Jun 6, 2008 - The Associated Press

The world needs to invest at least an additional $45 trillion through 2050 in technology and its deployment to halve global carbon dioxide emissions by that time from current levels, the International Energy Agency said Friday.

The IEA said the investment target translates into about $1.1 trillion each year, which represents 1.1 percent of average annual global gross domestic product or roughly on par with Italy's current GDP.

In its latest publication, Energy Technology Perspectives 2008, the Paris-based agency highlighted the importance of accelerating efforts to develop and introduce innovative technology to achieve the CO2 reduction goal.

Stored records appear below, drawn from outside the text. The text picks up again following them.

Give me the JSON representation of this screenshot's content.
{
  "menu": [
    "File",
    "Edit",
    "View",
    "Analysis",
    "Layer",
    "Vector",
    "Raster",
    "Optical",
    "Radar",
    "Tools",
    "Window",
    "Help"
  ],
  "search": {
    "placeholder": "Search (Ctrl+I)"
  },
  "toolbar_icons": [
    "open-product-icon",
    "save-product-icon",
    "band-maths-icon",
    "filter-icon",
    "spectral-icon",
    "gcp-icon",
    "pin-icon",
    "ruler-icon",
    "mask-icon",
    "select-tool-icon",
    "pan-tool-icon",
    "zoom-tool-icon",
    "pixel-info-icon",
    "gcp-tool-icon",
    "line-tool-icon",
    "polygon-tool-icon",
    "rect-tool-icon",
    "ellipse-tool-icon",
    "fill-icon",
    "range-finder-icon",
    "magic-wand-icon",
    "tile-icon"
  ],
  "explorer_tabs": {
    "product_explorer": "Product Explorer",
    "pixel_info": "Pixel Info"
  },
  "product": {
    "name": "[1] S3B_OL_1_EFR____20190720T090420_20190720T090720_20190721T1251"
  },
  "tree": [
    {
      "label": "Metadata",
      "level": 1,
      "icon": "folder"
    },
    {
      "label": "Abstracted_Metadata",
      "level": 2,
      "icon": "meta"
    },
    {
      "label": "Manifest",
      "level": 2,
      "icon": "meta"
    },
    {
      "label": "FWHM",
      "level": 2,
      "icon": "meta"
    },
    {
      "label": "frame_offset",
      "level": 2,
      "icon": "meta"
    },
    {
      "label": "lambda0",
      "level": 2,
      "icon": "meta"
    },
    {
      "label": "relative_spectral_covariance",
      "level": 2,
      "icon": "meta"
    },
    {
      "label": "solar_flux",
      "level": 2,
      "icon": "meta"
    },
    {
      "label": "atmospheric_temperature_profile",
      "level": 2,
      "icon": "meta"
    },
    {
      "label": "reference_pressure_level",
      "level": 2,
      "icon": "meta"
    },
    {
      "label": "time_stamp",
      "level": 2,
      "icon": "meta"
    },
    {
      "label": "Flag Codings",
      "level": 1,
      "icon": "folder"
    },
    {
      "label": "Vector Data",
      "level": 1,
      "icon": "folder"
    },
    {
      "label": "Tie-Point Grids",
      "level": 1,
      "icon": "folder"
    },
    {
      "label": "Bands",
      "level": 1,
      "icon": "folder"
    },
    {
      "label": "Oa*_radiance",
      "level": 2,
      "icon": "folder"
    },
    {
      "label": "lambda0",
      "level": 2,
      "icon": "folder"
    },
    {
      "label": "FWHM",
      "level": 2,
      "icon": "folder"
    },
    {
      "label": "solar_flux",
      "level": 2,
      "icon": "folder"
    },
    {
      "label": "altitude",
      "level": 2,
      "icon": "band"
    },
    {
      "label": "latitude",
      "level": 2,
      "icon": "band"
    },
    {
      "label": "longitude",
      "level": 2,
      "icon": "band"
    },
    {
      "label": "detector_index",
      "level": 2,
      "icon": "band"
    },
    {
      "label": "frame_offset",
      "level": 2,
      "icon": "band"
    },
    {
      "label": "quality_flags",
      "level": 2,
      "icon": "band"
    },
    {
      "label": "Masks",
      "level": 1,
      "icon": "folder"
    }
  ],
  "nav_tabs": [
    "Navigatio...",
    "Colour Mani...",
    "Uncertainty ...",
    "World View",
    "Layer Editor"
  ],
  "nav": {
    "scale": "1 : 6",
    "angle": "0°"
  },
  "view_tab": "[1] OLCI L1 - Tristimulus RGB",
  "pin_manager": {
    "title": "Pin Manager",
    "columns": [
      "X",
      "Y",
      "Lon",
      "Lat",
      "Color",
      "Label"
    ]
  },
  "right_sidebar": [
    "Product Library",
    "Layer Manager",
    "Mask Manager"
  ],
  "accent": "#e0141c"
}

On the back of strong demand for power from China, India and other emerging economies, the IEA said on average each year 25 gas-fired and 35 coal-fired power plants must be equipped with new CO2 capture and storage technology between 2010 and 2050 at a cost of $1.5 billion each.

In addition, the IEA, formed by 27 industrialized countries, estimated that 17,500 wind power turbines and 32 new nuclear power plants will have to be built around the world every year.

The 643-page report was made in response to a request from leaders from the Group of Eight leading economies to provide scenarios on what needs to be done until 2050 to achieve better energy use.

The extensive recommendations and estimates in the report will serve as the basis for discussion July 7-9 at the G-8 summit meeting in Hokkaido, northern Japan. The summit will bring together leaders from Britain, Canada, France, Germany, Italy, Japan, Russia and the United States.

"This is exactly our response" to the G-8 countries, IEA Executive Director Nobuo Tanaka said in Tokyo shortly after the release of the publication, which came ahead of this weekend's G-8 energy ministers meeting in the northeastern Japanese city of Aomori.

"We will require immediate policy action and a technological transition on an unprecedented scale," Tanaka, who will also attend the energy meeting, said at the Japan National Press Club.

"It will essentially require a new global energy revolution which would completely transform the way we produce and use energy," he said.

To achieve the 50 percent cut target, the IEA, founded in 1974 in the wake of the first oil crisis, said the deployment of not-fully prevalent technology is required, including 215 million square meters of solar panels and nearly a billion electric or hydrogen fuel cell vehicles.